Exercise - For this exercise, copy the data exactly and omit any images.

Exercise input -
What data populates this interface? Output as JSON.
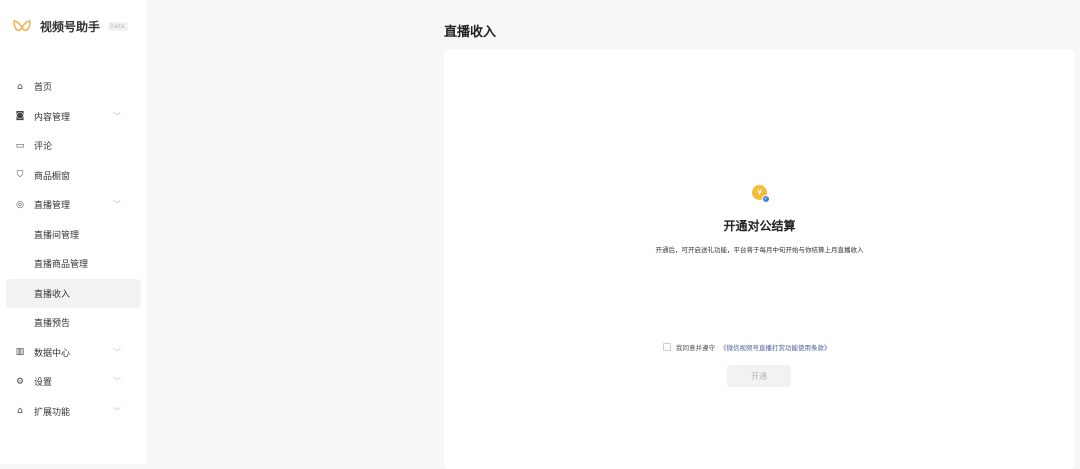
{
  "app": {
    "name": "视频号助手",
    "badge": "beta"
  },
  "sidebar": {
    "items": [
      {
        "label": "首页",
        "icon": "home-icon"
      },
      {
        "label": "内容管理",
        "icon": "camera-icon",
        "expandable": true
      },
      {
        "label": "评论",
        "icon": "comment-icon"
      },
      {
        "label": "商品橱窗",
        "icon": "bag-icon"
      },
      {
        "label": "直播管理",
        "icon": "live-icon",
        "expandable": true
      },
      {
        "label": "直播间管理",
        "sub": true
      },
      {
        "label": "直播商品管理",
        "sub": true
      },
      {
        "label": "直播收入",
        "sub": true,
        "active": true
      },
      {
        "label": "直播预告",
        "sub": true
      },
      {
        "label": "数据中心",
        "icon": "chart-icon",
        "expandable": true
      },
      {
        "label": "设置",
        "icon": "gear-icon",
        "expandable": true
      },
      {
        "label": "扩展功能",
        "icon": "puzzle-icon",
        "expandable": true
      }
    ]
  },
  "main": {
    "title": "直播收入",
    "heading": "开通对公结算",
    "description": "开通后，可开启送礼功能，平台将于每月中旬开始与你结算上月直播收入",
    "agree_text": "我同意并遵守",
    "agree_link": "《微信视频号直播打赏功能使用条款》",
    "coin_symbol": "¥",
    "button": "开通"
  },
  "colors": {
    "accent": "#f3bd3c",
    "link": "#4a5f94",
    "badge": "#3b82e0"
  }
}
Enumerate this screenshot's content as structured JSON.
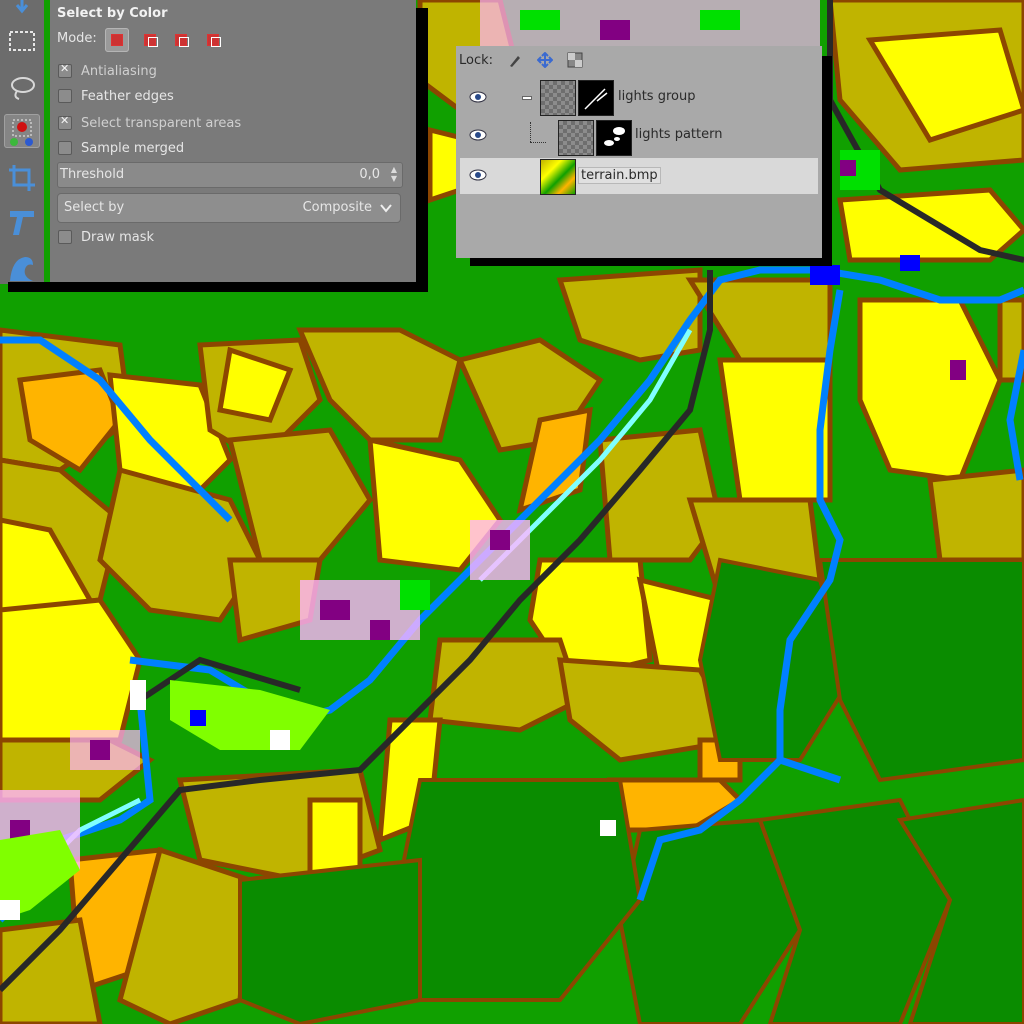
{
  "tool_options": {
    "title": "Select by Color",
    "mode_label": "Mode:",
    "antialiasing": {
      "label": "Antialiasing",
      "checked": true
    },
    "feather_edges": {
      "label": "Feather edges",
      "checked": false
    },
    "select_transparent": {
      "label": "Select transparent areas",
      "checked": true
    },
    "sample_merged": {
      "label": "Sample merged",
      "checked": false
    },
    "threshold": {
      "label": "Threshold",
      "value": "0,0"
    },
    "select_by": {
      "label": "Select by",
      "value": "Composite"
    },
    "draw_mask": {
      "label": "Draw mask",
      "checked": false
    }
  },
  "layers": {
    "lock_label": "Lock:",
    "items": [
      {
        "name": "lights group",
        "visible": true
      },
      {
        "name": "lights pattern",
        "visible": true
      },
      {
        "name": "terrain.bmp",
        "visible": true,
        "selected": true
      }
    ]
  },
  "colors": {
    "grass": "#0fa000",
    "field_olive": "#c0b400",
    "field_yellow": "#ffff00",
    "field_orange": "#ffb400",
    "border_brown": "#8c4600",
    "river_blue": "#0080ff",
    "road_dark": "#282828"
  }
}
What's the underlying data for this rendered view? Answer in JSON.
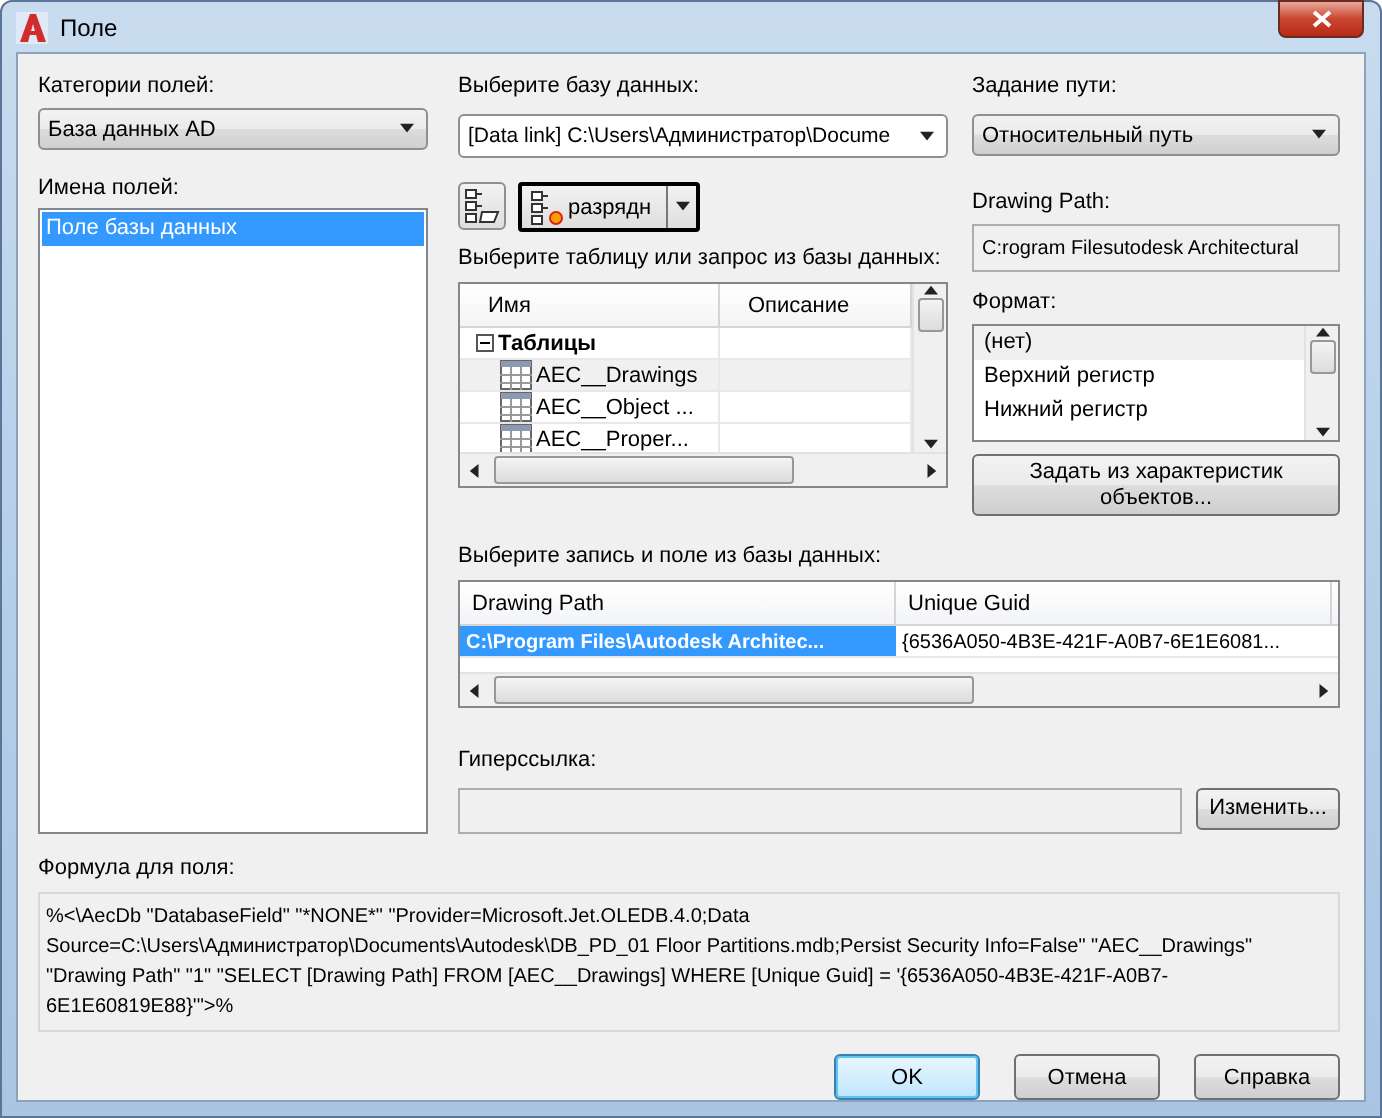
{
  "window": {
    "title": "Поле"
  },
  "categories": {
    "label": "Категории полей:",
    "value": "База данных AD"
  },
  "field_names": {
    "label": "Имена полей:",
    "items": [
      {
        "label": "Поле базы данных",
        "selected": true
      }
    ]
  },
  "database": {
    "label": "Выберите базу данных:",
    "value": "[Data link] C:\\Users\\Администратор\\Docume"
  },
  "toolbar": {
    "split_button": "разрядн"
  },
  "tables": {
    "label": "Выберите таблицу или запрос из базы данных:",
    "columns": [
      "Имя",
      "Описание"
    ],
    "tree": [
      {
        "label": "Таблицы",
        "expanded": true,
        "children": [
          {
            "label": "AEC__Drawings",
            "selected": true
          },
          {
            "label": "AEC__Object ...",
            "selected": false
          },
          {
            "label": "AEC__Proper...",
            "selected": false
          }
        ]
      }
    ]
  },
  "path_mode": {
    "label": "Задание пути:",
    "value": "Относительный путь"
  },
  "drawing_path": {
    "label": "Drawing Path:",
    "value": "C:rogram Filesutodesk Architectural"
  },
  "format": {
    "label": "Формат:",
    "items": [
      {
        "label": "(нет)",
        "selected": true
      },
      {
        "label": "Верхний регистр",
        "selected": false
      },
      {
        "label": "Нижний регистр",
        "selected": false
      }
    ]
  },
  "set_from_button": "Задать из характеристик объектов...",
  "records": {
    "label": "Выберите запись и поле из базы данных:",
    "columns": [
      "Drawing Path",
      "Unique Guid"
    ],
    "rows": [
      {
        "cells": [
          "C:\\Program Files\\Autodesk Architec...",
          "{6536A050-4B3E-421F-A0B7-6E1E6081..."
        ],
        "selected": true
      }
    ]
  },
  "hyperlink": {
    "label": "Гиперссылка:",
    "button": "Изменить..."
  },
  "formula": {
    "label": "Формула для поля:",
    "value": "%<\\AecDb \"DatabaseField\" \"*NONE*\" \"Provider=Microsoft.Jet.OLEDB.4.0;Data Source=C:\\Users\\Администратор\\Documents\\Autodesk\\DB_PD_01 Floor Partitions.mdb;Persist Security Info=False\" \"AEC__Drawings\" \"Drawing Path\" \"1\" \"SELECT [Drawing Path] FROM [AEC__Drawings] WHERE [Unique Guid] = '{6536A050-4B3E-421F-A0B7-6E1E60819E88}'\">%"
  },
  "buttons": [
    {
      "label": "OK",
      "default": true
    },
    {
      "label": "Отмена",
      "default": false
    },
    {
      "label": "Справка",
      "default": false
    }
  ]
}
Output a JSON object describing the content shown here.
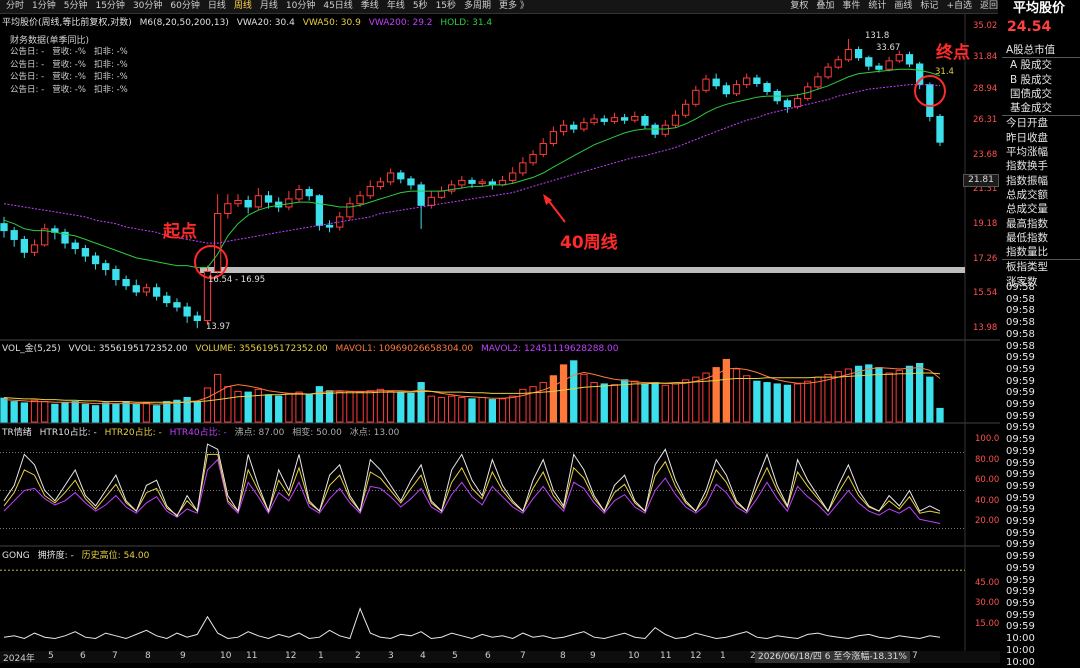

The answer -
What data populates this interface? Output as JSON.
{
  "app": {
    "name": "视频号助手",
    "badge": "beta"
  },
  "sidebar": {
    "items": [
      {
        "label": "首页",
        "icon": "home-icon"
      },
      {
        "label": "内容管理",
        "icon": "camera-icon",
        "expandable": true
      },
      {
        "label": "评论",
        "icon": "comment-icon"
      },
      {
        "label": "商品橱窗",
        "icon": "bag-icon"
      },
      {
        "label": "直播管理",
        "icon": "live-icon",
        "expandable": true
      },
      {
        "label": "直播间管理",
        "sub": true
      },
      {
        "label": "直播商品管理",
        "sub": true
      },
      {
        "label": "直播收入",
        "sub": true,
        "active": true
      },
      {
        "label": "直播预告",
        "sub": true
      },
      {
        "label": "数据中心",
        "icon": "chart-icon",
        "expandable": true
      },
      {
        "label": "设置",
        "icon": "gear-icon",
        "expandable": true
      },
      {
        "label": "扩展功能",
        "icon": "puzzle-icon",
        "expandable": true
      }
    ]
  },
  "main": {
    "title": "直播收入",
    "heading": "开通对公结算",
    "description": "开通后，可开启送礼功能，平台将于每月中旬开始与你结算上月直播收入",
    "agree_text": "我同意并遵守",
    "agree_link": "《微信视频号直播打赏功能使用条款》",
    "coin_symbol": "¥",
    "button": "开通"
  },
  "colors": {
    "accent": "#f3bd3c",
    "link": "#4a5f94",
    "badge": "#3b82e0"
  }
}
Enumerate this screenshot's content as structured JSON.
{
  "tool_options": {
    "title": "Select by Color",
    "mode_label": "Mode:",
    "antialiasing": {
      "label": "Antialiasing",
      "checked": true
    },
    "feather_edges": {
      "label": "Feather edges",
      "checked": false
    },
    "select_transparent": {
      "label": "Select transparent areas",
      "checked": true
    },
    "sample_merged": {
      "label": "Sample merged",
      "checked": false
    },
    "threshold": {
      "label": "Threshold",
      "value": "0,0"
    },
    "select_by": {
      "label": "Select by",
      "value": "Composite"
    },
    "draw_mask": {
      "label": "Draw mask",
      "checked": false
    }
  },
  "layers": {
    "lock_label": "Lock:",
    "items": [
      {
        "name": "lights group",
        "visible": true
      },
      {
        "name": "lights pattern",
        "visible": true
      },
      {
        "name": "terrain.bmp",
        "visible": true,
        "selected": true
      }
    ]
  },
  "colors": {
    "grass": "#0fa000",
    "field_olive": "#c0b400",
    "field_yellow": "#ffff00",
    "field_orange": "#ffb400",
    "border_brown": "#8c4600",
    "river_blue": "#0080ff",
    "road_dark": "#282828"
  }
}
What's the underlying data for this rendered view? Answer in JSON.
{
  "window": {
    "title": "Поле"
  },
  "categories": {
    "label": "Категории полей:",
    "value": "База данных AD"
  },
  "field_names": {
    "label": "Имена полей:",
    "items": [
      {
        "label": "Поле базы данных",
        "selected": true
      }
    ]
  },
  "database": {
    "label": "Выберите базу данных:",
    "value": "[Data link] C:\\Users\\Администратор\\Docume"
  },
  "toolbar": {
    "split_button": "разрядн"
  },
  "tables": {
    "label": "Выберите таблицу или запрос из базы данных:",
    "columns": [
      "Имя",
      "Описание"
    ],
    "tree": [
      {
        "label": "Таблицы",
        "expanded": true,
        "children": [
          {
            "label": "AEC__Drawings",
            "selected": true
          },
          {
            "label": "AEC__Object ...",
            "selected": false
          },
          {
            "label": "AEC__Proper...",
            "selected": false
          }
        ]
      }
    ]
  },
  "path_mode": {
    "label": "Задание пути:",
    "value": "Относительный путь"
  },
  "drawing_path": {
    "label": "Drawing Path:",
    "value": "C:rogram Filesutodesk Architectural"
  },
  "format": {
    "label": "Формат:",
    "items": [
      {
        "label": "(нет)",
        "selected": true
      },
      {
        "label": "Верхний регистр",
        "selected": false
      },
      {
        "label": "Нижний регистр",
        "selected": false
      }
    ]
  },
  "set_from_button": "Задать из характеристик объектов...",
  "records": {
    "label": "Выберите запись и поле из базы данных:",
    "columns": [
      "Drawing Path",
      "Unique Guid"
    ],
    "rows": [
      {
        "cells": [
          "C:\\Program Files\\Autodesk Architec...",
          "{6536A050-4B3E-421F-A0B7-6E1E6081..."
        ],
        "selected": true
      }
    ]
  },
  "hyperlink": {
    "label": "Гиперссылка:",
    "button": "Изменить..."
  },
  "formula": {
    "label": "Формула для поля:",
    "value": "%<\\AecDb \"DatabaseField\" \"*NONE*\" \"Provider=Microsoft.Jet.OLEDB.4.0;Data Source=C:\\Users\\Администратор\\Documents\\Autodesk\\DB_PD_01 Floor Partitions.mdb;Persist Security Info=False\" \"AEC__Drawings\" \"Drawing Path\" \"1\" \"SELECT [Drawing Path] FROM [AEC__Drawings] WHERE [Unique Guid] = '{6536A050-4B3E-421F-A0B7-6E1E60819E88}'\">%"
  },
  "buttons": [
    {
      "label": "OK",
      "default": true
    },
    {
      "label": "Отмена",
      "default": false
    },
    {
      "label": "Справка",
      "default": false
    }
  ]
}
Output a JSON object describing the content shown here.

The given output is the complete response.